*** Input for this task
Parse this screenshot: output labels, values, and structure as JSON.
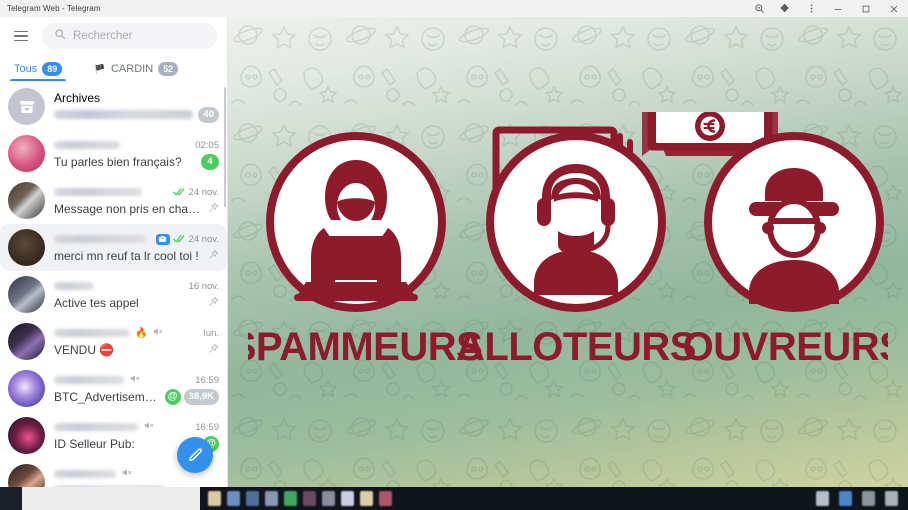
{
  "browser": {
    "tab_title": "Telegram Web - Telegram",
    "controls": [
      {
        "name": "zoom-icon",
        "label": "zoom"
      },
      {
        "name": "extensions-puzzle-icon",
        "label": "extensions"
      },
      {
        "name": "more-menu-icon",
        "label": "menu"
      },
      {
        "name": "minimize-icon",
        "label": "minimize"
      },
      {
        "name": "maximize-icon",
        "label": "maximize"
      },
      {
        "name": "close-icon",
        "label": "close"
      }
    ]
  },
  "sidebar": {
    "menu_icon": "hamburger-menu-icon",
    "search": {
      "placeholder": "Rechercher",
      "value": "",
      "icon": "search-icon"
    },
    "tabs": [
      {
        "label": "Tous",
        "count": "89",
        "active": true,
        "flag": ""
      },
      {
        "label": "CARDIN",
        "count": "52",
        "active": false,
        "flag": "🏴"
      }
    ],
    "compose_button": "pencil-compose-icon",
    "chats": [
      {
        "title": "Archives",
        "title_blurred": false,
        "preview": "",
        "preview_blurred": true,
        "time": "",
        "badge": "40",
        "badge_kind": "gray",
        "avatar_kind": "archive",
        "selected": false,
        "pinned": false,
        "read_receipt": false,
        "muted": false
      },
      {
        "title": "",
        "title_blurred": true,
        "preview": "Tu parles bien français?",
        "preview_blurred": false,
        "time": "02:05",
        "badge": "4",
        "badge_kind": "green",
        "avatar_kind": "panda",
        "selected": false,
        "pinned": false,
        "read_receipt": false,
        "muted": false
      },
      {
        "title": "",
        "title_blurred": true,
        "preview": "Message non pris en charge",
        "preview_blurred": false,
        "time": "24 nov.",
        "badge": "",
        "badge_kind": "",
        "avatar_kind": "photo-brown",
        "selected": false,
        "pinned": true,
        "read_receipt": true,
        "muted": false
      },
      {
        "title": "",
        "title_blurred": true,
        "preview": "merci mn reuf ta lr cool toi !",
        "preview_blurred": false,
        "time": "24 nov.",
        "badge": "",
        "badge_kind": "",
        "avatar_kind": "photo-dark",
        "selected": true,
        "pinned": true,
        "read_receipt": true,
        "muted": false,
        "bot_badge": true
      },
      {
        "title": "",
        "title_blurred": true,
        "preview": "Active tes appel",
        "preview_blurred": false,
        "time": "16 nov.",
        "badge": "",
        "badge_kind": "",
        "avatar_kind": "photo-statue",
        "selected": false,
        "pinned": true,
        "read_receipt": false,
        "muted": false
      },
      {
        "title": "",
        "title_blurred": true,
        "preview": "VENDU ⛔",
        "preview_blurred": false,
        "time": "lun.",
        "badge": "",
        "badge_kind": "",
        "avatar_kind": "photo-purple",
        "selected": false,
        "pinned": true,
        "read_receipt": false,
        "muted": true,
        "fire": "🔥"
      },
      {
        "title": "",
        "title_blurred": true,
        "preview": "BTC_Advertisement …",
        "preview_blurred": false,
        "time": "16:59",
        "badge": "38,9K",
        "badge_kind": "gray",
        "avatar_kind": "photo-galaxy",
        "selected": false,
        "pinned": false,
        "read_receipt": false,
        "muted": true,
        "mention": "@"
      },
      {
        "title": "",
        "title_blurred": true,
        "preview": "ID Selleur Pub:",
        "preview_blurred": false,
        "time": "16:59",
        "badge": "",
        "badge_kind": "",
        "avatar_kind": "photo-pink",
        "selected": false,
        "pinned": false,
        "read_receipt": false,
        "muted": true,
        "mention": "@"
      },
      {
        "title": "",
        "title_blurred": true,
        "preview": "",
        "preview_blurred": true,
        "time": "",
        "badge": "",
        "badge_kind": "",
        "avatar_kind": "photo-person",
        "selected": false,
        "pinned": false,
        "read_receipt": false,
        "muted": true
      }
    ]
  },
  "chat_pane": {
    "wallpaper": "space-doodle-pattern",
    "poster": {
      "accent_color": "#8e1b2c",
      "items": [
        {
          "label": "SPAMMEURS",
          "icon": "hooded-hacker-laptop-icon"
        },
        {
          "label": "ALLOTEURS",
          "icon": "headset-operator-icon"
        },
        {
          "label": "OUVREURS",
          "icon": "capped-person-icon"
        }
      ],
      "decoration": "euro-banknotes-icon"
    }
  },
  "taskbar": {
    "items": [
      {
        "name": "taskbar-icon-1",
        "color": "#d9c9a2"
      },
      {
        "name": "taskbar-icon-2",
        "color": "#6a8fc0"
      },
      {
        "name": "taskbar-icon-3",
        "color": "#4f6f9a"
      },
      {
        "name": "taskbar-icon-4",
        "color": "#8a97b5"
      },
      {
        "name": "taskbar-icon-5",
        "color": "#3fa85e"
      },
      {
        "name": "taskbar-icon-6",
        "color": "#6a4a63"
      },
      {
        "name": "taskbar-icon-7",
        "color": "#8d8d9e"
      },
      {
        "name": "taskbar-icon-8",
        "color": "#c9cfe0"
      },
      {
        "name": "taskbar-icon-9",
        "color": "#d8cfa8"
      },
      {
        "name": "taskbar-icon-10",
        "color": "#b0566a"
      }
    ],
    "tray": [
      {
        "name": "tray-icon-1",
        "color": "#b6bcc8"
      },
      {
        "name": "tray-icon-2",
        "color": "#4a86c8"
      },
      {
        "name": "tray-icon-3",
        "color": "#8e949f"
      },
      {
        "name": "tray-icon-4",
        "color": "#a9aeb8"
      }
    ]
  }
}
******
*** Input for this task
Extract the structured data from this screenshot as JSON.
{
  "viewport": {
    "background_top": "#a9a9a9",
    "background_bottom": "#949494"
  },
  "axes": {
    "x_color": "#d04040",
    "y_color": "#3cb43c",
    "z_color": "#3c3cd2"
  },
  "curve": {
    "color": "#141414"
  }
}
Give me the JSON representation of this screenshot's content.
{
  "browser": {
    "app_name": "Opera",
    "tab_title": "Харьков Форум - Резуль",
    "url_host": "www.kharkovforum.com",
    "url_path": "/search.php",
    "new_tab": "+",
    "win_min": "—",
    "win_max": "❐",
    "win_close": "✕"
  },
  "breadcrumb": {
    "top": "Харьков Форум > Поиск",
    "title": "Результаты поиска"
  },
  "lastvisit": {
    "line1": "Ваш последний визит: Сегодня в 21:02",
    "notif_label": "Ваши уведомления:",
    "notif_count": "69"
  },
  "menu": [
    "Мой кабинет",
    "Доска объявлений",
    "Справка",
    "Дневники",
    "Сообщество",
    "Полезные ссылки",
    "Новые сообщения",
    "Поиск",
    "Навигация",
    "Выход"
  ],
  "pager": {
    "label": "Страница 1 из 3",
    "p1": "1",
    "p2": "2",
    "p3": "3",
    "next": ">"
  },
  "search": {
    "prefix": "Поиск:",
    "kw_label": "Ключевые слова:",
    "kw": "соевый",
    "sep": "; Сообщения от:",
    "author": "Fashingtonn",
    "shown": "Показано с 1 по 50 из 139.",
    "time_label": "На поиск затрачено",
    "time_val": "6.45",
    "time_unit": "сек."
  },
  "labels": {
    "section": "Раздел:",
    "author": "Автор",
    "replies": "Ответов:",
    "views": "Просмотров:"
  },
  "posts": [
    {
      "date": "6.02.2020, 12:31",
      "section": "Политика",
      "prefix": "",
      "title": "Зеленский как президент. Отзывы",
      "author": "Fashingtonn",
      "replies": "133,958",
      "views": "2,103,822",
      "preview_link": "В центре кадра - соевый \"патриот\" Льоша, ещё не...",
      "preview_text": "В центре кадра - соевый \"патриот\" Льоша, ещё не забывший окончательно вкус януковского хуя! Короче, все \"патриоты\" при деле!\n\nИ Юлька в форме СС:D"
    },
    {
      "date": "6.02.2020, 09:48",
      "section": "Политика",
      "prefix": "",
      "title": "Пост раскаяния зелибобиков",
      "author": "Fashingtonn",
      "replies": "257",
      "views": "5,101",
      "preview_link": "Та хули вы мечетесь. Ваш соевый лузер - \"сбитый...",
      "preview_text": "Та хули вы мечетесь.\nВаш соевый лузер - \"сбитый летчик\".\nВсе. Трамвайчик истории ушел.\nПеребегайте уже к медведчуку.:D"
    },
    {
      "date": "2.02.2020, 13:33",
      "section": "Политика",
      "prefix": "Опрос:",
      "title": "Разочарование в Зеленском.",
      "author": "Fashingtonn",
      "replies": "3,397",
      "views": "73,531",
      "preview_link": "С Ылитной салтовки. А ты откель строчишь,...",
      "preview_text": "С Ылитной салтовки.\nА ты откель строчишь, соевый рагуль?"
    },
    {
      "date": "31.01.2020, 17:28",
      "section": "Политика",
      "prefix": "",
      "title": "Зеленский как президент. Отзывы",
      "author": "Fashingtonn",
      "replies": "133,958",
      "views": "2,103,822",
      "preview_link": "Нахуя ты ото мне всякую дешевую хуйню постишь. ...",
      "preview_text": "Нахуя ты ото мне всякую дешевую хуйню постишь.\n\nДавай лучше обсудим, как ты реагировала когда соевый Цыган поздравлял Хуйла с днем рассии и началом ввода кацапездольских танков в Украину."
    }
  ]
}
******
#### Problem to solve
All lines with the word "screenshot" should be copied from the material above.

#### Finished task
Parse this screenshot: output labels, values, and structure as JSON.
Extract the structured data from this screenshot as JSON.
Give me the JSON representation of this screenshot's content.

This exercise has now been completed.